## What to work on
What is needed is an exact copy of every entry below, with the pictures left out.

## Provided entries

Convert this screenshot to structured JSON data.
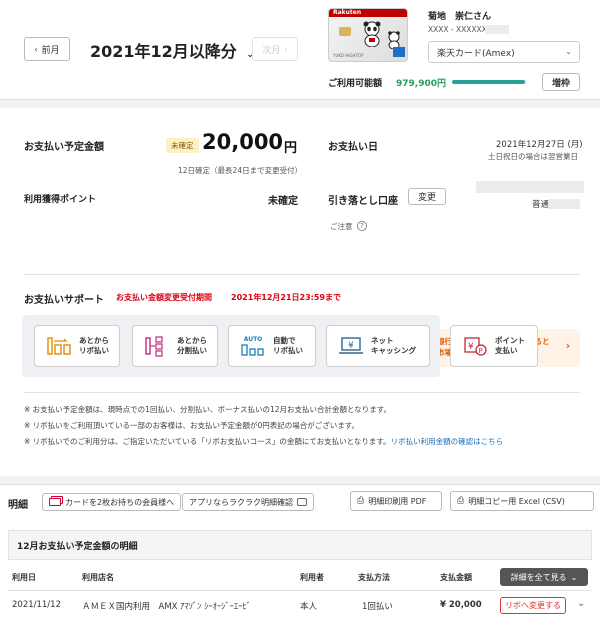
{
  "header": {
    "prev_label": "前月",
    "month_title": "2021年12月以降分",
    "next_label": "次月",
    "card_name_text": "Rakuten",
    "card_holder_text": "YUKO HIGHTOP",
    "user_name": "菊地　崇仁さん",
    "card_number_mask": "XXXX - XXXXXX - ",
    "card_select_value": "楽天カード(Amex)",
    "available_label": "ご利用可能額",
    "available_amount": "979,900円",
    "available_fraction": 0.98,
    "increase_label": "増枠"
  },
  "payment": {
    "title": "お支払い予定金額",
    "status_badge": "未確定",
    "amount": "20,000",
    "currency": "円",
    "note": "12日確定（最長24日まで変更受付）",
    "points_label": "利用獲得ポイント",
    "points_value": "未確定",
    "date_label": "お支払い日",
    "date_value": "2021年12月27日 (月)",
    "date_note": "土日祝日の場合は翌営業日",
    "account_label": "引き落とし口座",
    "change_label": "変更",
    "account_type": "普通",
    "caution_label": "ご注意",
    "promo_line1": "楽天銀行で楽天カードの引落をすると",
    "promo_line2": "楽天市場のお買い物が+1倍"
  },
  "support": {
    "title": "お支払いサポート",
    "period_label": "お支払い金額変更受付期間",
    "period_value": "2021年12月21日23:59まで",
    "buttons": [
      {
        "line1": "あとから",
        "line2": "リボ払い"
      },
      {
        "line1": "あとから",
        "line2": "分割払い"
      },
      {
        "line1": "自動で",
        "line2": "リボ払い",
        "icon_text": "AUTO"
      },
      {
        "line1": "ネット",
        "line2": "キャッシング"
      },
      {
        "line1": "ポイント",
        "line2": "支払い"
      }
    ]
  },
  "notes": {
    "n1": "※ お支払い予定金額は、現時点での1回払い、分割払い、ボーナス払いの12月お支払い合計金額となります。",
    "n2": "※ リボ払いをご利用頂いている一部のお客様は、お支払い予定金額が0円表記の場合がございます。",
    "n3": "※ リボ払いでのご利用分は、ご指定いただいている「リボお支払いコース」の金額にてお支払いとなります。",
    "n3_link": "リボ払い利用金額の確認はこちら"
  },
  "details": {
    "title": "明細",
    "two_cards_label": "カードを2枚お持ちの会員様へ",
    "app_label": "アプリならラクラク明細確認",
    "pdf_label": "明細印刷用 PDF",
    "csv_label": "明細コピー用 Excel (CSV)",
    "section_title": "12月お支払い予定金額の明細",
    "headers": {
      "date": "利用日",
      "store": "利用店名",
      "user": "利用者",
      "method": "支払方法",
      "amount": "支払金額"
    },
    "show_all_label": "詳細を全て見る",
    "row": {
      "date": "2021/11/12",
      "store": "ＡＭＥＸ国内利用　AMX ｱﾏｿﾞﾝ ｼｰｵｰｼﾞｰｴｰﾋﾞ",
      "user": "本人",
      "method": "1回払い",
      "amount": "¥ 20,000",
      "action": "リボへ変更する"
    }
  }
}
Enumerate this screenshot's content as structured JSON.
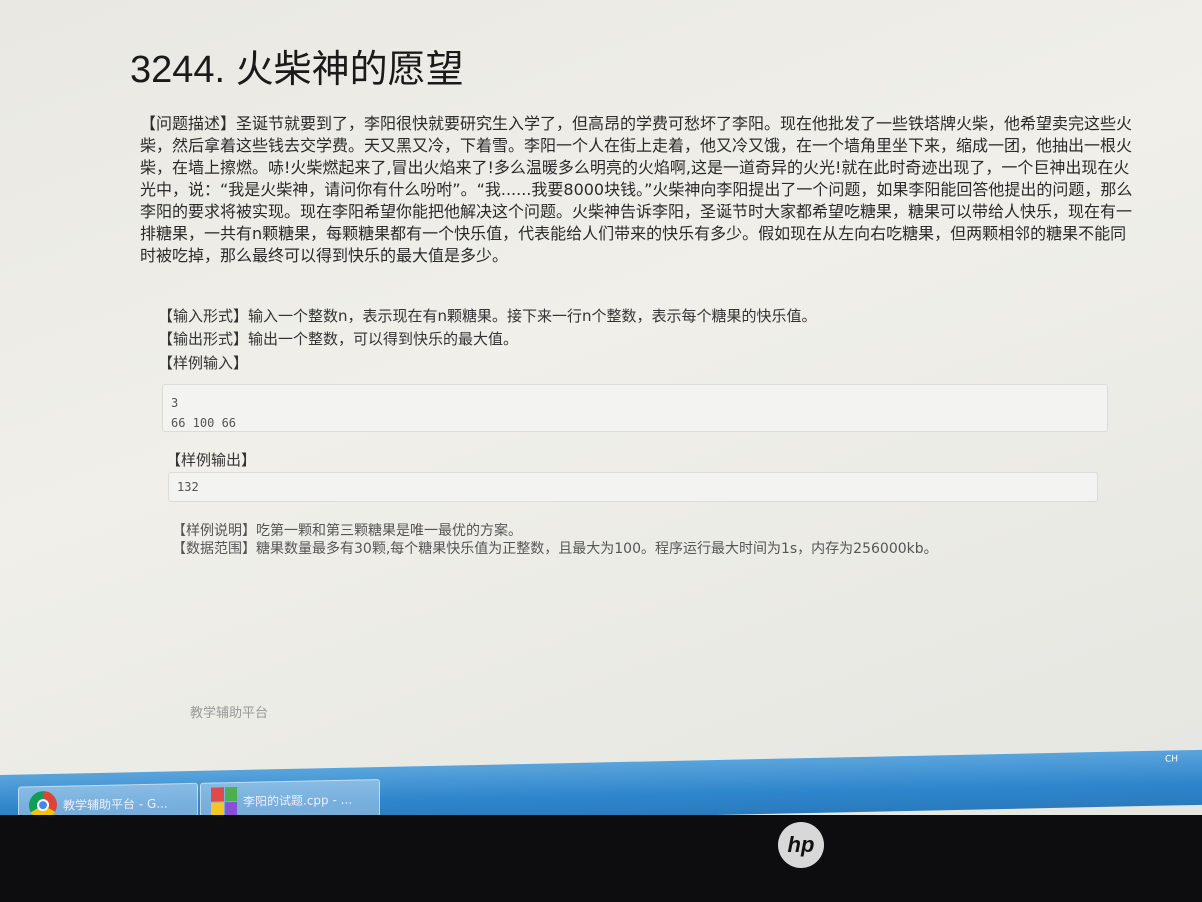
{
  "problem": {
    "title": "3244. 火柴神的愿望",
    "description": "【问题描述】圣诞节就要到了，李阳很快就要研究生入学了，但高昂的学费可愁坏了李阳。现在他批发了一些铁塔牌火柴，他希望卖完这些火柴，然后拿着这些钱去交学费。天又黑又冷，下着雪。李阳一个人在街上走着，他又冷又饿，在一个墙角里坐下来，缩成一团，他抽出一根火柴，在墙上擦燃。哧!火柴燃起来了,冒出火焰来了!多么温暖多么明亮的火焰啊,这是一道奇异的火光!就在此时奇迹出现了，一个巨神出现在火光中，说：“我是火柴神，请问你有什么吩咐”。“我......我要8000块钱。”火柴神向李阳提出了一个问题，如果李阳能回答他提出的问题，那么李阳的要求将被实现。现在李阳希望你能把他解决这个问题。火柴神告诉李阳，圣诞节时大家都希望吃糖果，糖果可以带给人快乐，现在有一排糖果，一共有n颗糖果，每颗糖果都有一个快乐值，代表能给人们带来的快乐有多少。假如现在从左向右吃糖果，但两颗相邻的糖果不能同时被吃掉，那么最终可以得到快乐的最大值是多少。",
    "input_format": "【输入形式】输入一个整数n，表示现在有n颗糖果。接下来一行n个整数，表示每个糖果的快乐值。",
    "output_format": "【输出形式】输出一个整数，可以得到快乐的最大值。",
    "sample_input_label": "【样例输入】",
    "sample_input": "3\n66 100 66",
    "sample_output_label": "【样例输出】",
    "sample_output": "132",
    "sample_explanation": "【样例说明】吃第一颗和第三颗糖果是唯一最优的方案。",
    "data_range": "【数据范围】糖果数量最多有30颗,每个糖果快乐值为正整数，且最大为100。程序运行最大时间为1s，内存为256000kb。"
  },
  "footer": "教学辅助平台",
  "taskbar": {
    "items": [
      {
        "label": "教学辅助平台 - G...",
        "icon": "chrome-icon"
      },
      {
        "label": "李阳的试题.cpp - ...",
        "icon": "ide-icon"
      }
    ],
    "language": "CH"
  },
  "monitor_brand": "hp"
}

## Solution to the exercise
Convert this screenshot to structured JSON data.
{
  "header": {
    "prev_label": "前月",
    "month_title": "2021年12月以降分",
    "next_label": "次月",
    "card_name_text": "Rakuten",
    "card_holder_text": "YUKO HIGHTOP",
    "user_name": "菊地　崇仁さん",
    "card_number_mask": "XXXX - XXXXXX - ",
    "card_select_value": "楽天カード(Amex)",
    "available_label": "ご利用可能額",
    "available_amount": "979,900円",
    "available_fraction": 0.98,
    "increase_label": "増枠"
  },
  "payment": {
    "title": "お支払い予定金額",
    "status_badge": "未確定",
    "amount": "20,000",
    "currency": "円",
    "note": "12日確定（最長24日まで変更受付）",
    "points_label": "利用獲得ポイント",
    "points_value": "未確定",
    "date_label": "お支払い日",
    "date_value": "2021年12月27日 (月)",
    "date_note": "土日祝日の場合は翌営業日",
    "account_label": "引き落とし口座",
    "change_label": "変更",
    "account_type": "普通",
    "caution_label": "ご注意",
    "promo_line1": "楽天銀行で楽天カードの引落をすると",
    "promo_line2": "楽天市場のお買い物が+1倍"
  },
  "support": {
    "title": "お支払いサポート",
    "period_label": "お支払い金額変更受付期間",
    "period_value": "2021年12月21日23:59まで",
    "buttons": [
      {
        "line1": "あとから",
        "line2": "リボ払い"
      },
      {
        "line1": "あとから",
        "line2": "分割払い"
      },
      {
        "line1": "自動で",
        "line2": "リボ払い",
        "icon_text": "AUTO"
      },
      {
        "line1": "ネット",
        "line2": "キャッシング"
      },
      {
        "line1": "ポイント",
        "line2": "支払い"
      }
    ]
  },
  "notes": {
    "n1": "※ お支払い予定金額は、現時点での1回払い、分割払い、ボーナス払いの12月お支払い合計金額となります。",
    "n2": "※ リボ払いをご利用頂いている一部のお客様は、お支払い予定金額が0円表記の場合がございます。",
    "n3": "※ リボ払いでのご利用分は、ご指定いただいている「リボお支払いコース」の金額にてお支払いとなります。",
    "n3_link": "リボ払い利用金額の確認はこちら"
  },
  "details": {
    "title": "明細",
    "two_cards_label": "カードを2枚お持ちの会員様へ",
    "app_label": "アプリならラクラク明細確認",
    "pdf_label": "明細印刷用 PDF",
    "csv_label": "明細コピー用 Excel (CSV)",
    "section_title": "12月お支払い予定金額の明細",
    "headers": {
      "date": "利用日",
      "store": "利用店名",
      "user": "利用者",
      "method": "支払方法",
      "amount": "支払金額"
    },
    "show_all_label": "詳細を全て見る",
    "row": {
      "date": "2021/11/12",
      "store": "ＡＭＥＸ国内利用　AMX ｱﾏｿﾞﾝ ｼｰｵｰｼﾞｰｴｰﾋﾞ",
      "user": "本人",
      "method": "1回払い",
      "amount": "¥ 20,000",
      "action": "リボへ変更する"
    }
  }
}
Enumerate this screenshot's content as structured JSON.
{
  "problem": {
    "title": "3244. 火柴神的愿望",
    "description": "【问题描述】圣诞节就要到了，李阳很快就要研究生入学了，但高昂的学费可愁坏了李阳。现在他批发了一些铁塔牌火柴，他希望卖完这些火柴，然后拿着这些钱去交学费。天又黑又冷，下着雪。李阳一个人在街上走着，他又冷又饿，在一个墙角里坐下来，缩成一团，他抽出一根火柴，在墙上擦燃。哧!火柴燃起来了,冒出火焰来了!多么温暖多么明亮的火焰啊,这是一道奇异的火光!就在此时奇迹出现了，一个巨神出现在火光中，说：“我是火柴神，请问你有什么吩咐”。“我......我要8000块钱。”火柴神向李阳提出了一个问题，如果李阳能回答他提出的问题，那么李阳的要求将被实现。现在李阳希望你能把他解决这个问题。火柴神告诉李阳，圣诞节时大家都希望吃糖果，糖果可以带给人快乐，现在有一排糖果，一共有n颗糖果，每颗糖果都有一个快乐值，代表能给人们带来的快乐有多少。假如现在从左向右吃糖果，但两颗相邻的糖果不能同时被吃掉，那么最终可以得到快乐的最大值是多少。",
    "input_format": "【输入形式】输入一个整数n，表示现在有n颗糖果。接下来一行n个整数，表示每个糖果的快乐值。",
    "output_format": "【输出形式】输出一个整数，可以得到快乐的最大值。",
    "sample_input_label": "【样例输入】",
    "sample_input": "3\n66 100 66",
    "sample_output_label": "【样例输出】",
    "sample_output": "132",
    "sample_explanation": "【样例说明】吃第一颗和第三颗糖果是唯一最优的方案。",
    "data_range": "【数据范围】糖果数量最多有30颗,每个糖果快乐值为正整数，且最大为100。程序运行最大时间为1s，内存为256000kb。"
  },
  "footer": "教学辅助平台",
  "taskbar": {
    "items": [
      {
        "label": "教学辅助平台 - G...",
        "icon": "chrome-icon"
      },
      {
        "label": "李阳的试题.cpp - ...",
        "icon": "ide-icon"
      }
    ],
    "language": "CH"
  },
  "monitor_brand": "hp"
}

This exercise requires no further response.